The show really blew us away, especially the APO’s rendition of Stravinsky’s The Rite of Spring.

It was, and I’m not kidding, a thrill. When you hear something like that performed live, you realize what is missing from the recording you have heard is the physicality of the performance.

It’s a jagged, forceful, peripatetic work. It has been ripped off by every Hollywood composer ever tasked with building suspense into a score.

They also played Schoenberg’s Verklärte Nacht, which I happened to be listening to in the car earlier that day.

And Night in the Gardens of Spain, an orchestral piece featuring Steven Osborne on Piano, by a Spanish composer I didn’t know, De Falla.

De Falla provided an interesting juxtaposition to Stravinsky, whose Rite of Spring made its infamous debut in Paris in 1913. If Stravinsky’s jagged edges anticipated the war that everyone knew was coming, De Falla was already pining for the old days when he finished the sentimental Night in the Gardens… in 1915, a year after the slaughter had begun.

I never would have thought about this stuff if those two elderly matrons of the arts hadn’t suffered cardiac events.

They didn’t get to see the show, but at least they got to spend time together in the ambulance.

Right after Night in the Gardens, the audience gave Steven Osborne a long and well-deserved round of applause.

Then, somewhat unexpectedly, a well dressed matron of the arts entered the stage to present Osborne with a huge bouquet.

It was fun to watch him being rewarded for a good job.
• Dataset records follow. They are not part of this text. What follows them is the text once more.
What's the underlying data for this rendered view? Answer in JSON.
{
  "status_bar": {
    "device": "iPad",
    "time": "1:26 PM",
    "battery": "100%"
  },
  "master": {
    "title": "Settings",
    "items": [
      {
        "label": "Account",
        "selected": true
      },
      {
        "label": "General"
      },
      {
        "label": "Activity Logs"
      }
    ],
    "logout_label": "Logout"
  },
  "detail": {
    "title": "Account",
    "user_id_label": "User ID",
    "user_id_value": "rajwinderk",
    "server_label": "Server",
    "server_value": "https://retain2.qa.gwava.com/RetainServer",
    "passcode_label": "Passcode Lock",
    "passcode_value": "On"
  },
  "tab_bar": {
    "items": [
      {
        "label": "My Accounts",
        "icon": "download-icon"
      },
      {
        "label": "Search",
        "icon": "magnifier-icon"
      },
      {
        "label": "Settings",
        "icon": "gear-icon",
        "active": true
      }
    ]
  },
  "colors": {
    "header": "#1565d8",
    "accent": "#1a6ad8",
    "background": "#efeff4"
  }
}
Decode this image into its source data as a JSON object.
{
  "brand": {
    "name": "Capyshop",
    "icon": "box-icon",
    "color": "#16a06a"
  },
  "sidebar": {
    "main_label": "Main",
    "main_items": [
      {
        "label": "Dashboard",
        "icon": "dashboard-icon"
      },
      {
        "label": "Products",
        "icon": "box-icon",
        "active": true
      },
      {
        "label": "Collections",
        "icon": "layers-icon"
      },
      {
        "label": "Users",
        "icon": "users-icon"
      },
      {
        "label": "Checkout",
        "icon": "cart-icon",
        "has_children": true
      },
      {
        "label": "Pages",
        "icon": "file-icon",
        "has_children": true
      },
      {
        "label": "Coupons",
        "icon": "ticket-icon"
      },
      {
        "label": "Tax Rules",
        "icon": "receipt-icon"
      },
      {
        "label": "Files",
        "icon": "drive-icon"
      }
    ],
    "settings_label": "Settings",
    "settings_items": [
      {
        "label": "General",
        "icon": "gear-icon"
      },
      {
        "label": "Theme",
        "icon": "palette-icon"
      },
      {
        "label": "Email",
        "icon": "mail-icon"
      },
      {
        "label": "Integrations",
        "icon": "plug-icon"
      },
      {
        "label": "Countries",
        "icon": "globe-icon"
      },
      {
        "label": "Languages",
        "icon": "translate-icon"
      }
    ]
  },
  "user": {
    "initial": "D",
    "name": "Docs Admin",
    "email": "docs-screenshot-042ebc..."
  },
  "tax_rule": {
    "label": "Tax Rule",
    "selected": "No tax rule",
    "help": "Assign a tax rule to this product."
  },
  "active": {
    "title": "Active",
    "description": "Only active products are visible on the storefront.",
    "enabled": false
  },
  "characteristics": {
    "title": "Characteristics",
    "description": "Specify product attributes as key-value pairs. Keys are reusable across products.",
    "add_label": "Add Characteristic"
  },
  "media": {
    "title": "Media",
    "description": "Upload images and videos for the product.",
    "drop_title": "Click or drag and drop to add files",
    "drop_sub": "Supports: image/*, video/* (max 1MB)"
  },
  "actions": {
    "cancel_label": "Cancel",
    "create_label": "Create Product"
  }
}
The woman gave Osborne a kiss on the cheek and he accepted the bouquet and she walked off stage.

At this point, I’m kind of ready to stop clapping and get on with my life.

But everybody else kept going, as a new woman came out to deliver another bouquet with a kiss on the cheek.

The second woman left and we clapped some more and then two woman came out wheeling a service cart with a large covered platter on top of it.

They rolled the cart right in front of Osborne and lifted the cover to reveal a roast boar, which made Osborne laugh as he started to eat it.

So they kissed Osborne on the mouth, and left, and we clapped some more until we heard this very loud car engine from the back of the house.

We all turned to look as this monster truck came roaring down the center aisle, driven by an albino man in a leopard skin costume with a trained tiger riding shotgun.

Osborne, elbow deep in boar, was delighted, and laughed heartily as the albino drove the monster truck over the piano back and forth a dozen times until the instrument was completely flat.

Then the albino leaped out of the truck, along with the tiger, and they both proceeded to lick Osborne’s face, to the delight of some of the younger people in the audience.

The albino gave the pianist a set of keys, then trotted with his tiger back up the center aisle and out into a waiting taxi we could all see through a monster truck shaped hole where the doors used to be.

And on and on.

So, yeah, despite that little awkwardness, Jacquie and I are thinking we might subscribe to APO’s 2014 season.

Which I think would make my art teacher proud.

If nothing else, I can at least incorporate my rekindled love of culture in some kind of writing project.

Maybe I’ll start a blog.